Tuesday, January 31, 2006

Is the Buddha in Hell?

Is the Buddha in Hell?:
A story I heard from a Buddhist Bhante in Bihar, India.

'I sat in a train station waiting for the train and fell asleep. In my dream the train came and the sign said it was going to Heaven. So with delight I got on. When I arrived in Heaven, it was just as I expected Heaven. Soft music, plenty of food, wonderful weather, lots of happy peaceful people. As I walked around, I stopped a man and asked where I could meet the Buddha, Jesus and Mohammed?

The man smiled and asked me go the train station and take the next train. At the train station there was a train waiting and the sign said it was going to Hell. With trepidation I got on.

Upon arriving in Hell, it was also exactly as I expected. Horrible weather, starving people, screeches and noises everywhere. Walking around, I saw Buddha addressing a gathering, I saw Jesus making a garland of flowers and Mohammed was holding a broom and sweeping a courtyard. When Buddha had finished his sermon I expressed my surprise that he, Jesus and Mohammed had not gone to Heaven. He replied, 'Oh, of what use could we be in Heaven. We are here to make Heaven in Hell'.

That is why the Buddha is in Hell.

Thursday, January 12, 2006

Science and religion must go hand in hand

By Michael Gonsalves, Pune: A science-religion dialogue is key to the future shape of the cosmos and in addressing sensitive issues like cloning and genetic engineering, say scientists attending a global meeting near here.

"Whether cloning, biotechnology, genetic engineering and genome research will lead to a boom or will spell doom is the million dollar question confronting humanity," Job Kozhamthadam, president of the Indian Institute of Science and Religion (IISR) here, told IANS.

Kozhamthadam said therapeutic cloning was good for humanity but reproductive cloning - to create super human beings with distinct features like blue eyes or possessing super intelligence by sequencing genes - would create immense problems.

"By tinkering with the genetic structure, it is possible today to create a distinct clan of people," he said, pointing out that a company had cloned a cow with a human egg.

"In some behaviour, the transgenic animal will be a cow and a human being as well," Kozhamthadam said on the sidelines of an international symposium on "Science: Religion Dialogue and Cosmic Future" organised by IISR at Lonavla near Pune.

The meeting, being attended by 16 Indian and foreign scientists and various religious thinkers, is to end Friday. IISR, launched five years ago, is an institute to promote constructive and creative interaction between science and religion in India.

Quoting Albert Einstein who said "science without religion is blind and religion without science is lame", Kuruvilla Pandikattu, associate president of IISR, said the world's problems were so gigantic that science and religion had to work hand in hand for the betterment of humanity.

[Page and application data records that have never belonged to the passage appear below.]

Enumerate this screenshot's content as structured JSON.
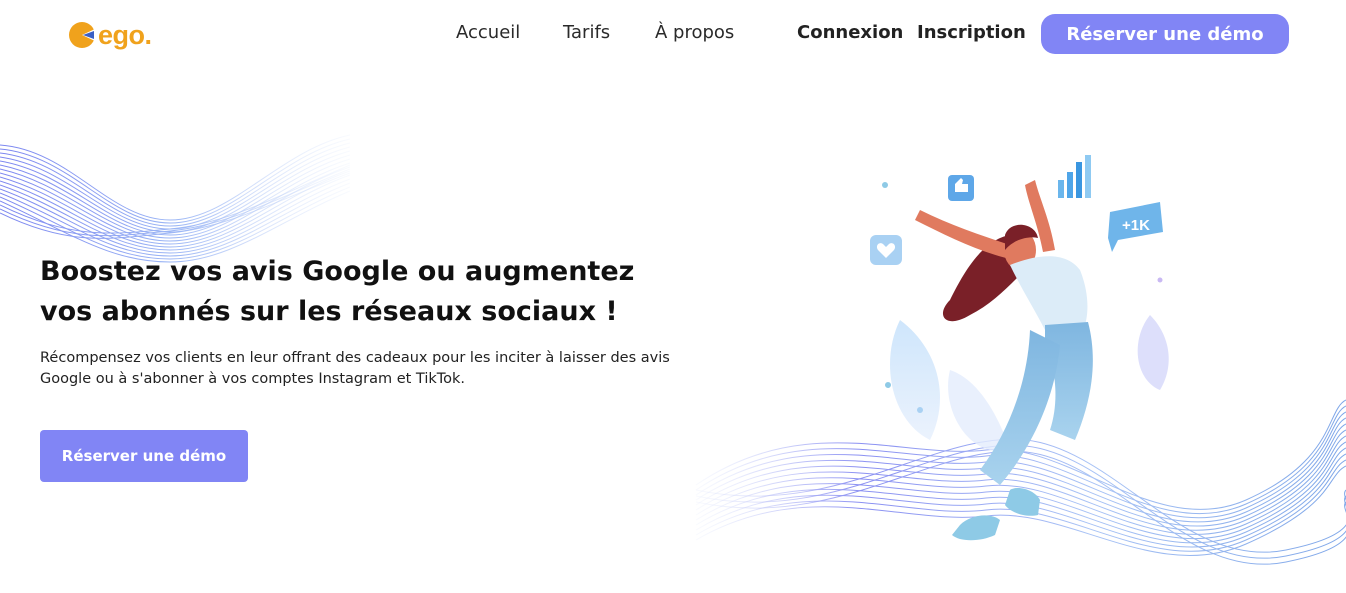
{
  "brand": {
    "name": "ego.",
    "color": "#f0a21c",
    "accent": "#8185f5"
  },
  "nav": {
    "items": [
      "Accueil",
      "Tarifs",
      "À propos"
    ],
    "login": "Connexion",
    "signup": "Inscription",
    "cta": "Réserver une démo"
  },
  "hero": {
    "title_line1": "Boostez vos avis Google ou augmentez",
    "title_line2": "vos abonnés sur les réseaux sociaux !",
    "subtitle": "Récompensez vos clients en leur offrant des cadeaux pour les inciter à laisser des avis Google ou à s'abonner à vos comptes Instagram et TikTok.",
    "cta": "Réserver une démo"
  },
  "illustration": {
    "badge_text": "+1K",
    "icons": [
      "thumbs-up-icon",
      "bar-chart-icon",
      "heart-icon",
      "followers-badge-icon"
    ]
  }
}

He said science alone could not solve problems, and the values and vision provided by religion were needed to give direction to the future of mankind.

Kozhamthadam, author of "Modern Science, Religion and The Quest For Unity", said in principle anything was possible in genetic engineering. But some experiments could lead to abuses.

On the other hand, the beneficial side of biotechnology was also evident.

For instance, metal-eating and oil-eating bacteria developed by biotechnology had been effective in cleaning the ocean bed and even recovering oil, said A.G. Bansode, a biotechnology scientist.

"Science gives technology and enables us to move forward but it does not give us a vision or direction. Therefore, while science is the means, it does not know the end that has to be provided by religion," he said.

"But religion alone cannot take us to our goal either," said Pandikattu, author of the book "Bliss of Being Human".

Since cosmic destiny is inextricably interlinked with human destiny, Kozhamthadam said, the science-religion dialogue could play a key role in giving shape to the future of the cosmos.

Sunday, January 01, 2006

Aurobindo and Dwarkoji

Sri Aurobindo's "Life Divine" p 1025
"All being is one and to be fully is to be all that is. To be in the being of all and to include all in one¹s being, to be conscious of the consciousness of all, to be integrated in force with the universal force, to carry all action and experience in oneself and feel it as one¹s own action and experience, to feel all selves as one¹s own self, to feel all delight of being as one¹s own delight of being is a necessary condition of the integral divine living."
[Sri] The more occasions I have of sharing Dwarkoji's living philosophy-in-action through stories, the more I feel what Sri Aurobindo is saying is precisely what Dwarkoji is enacting.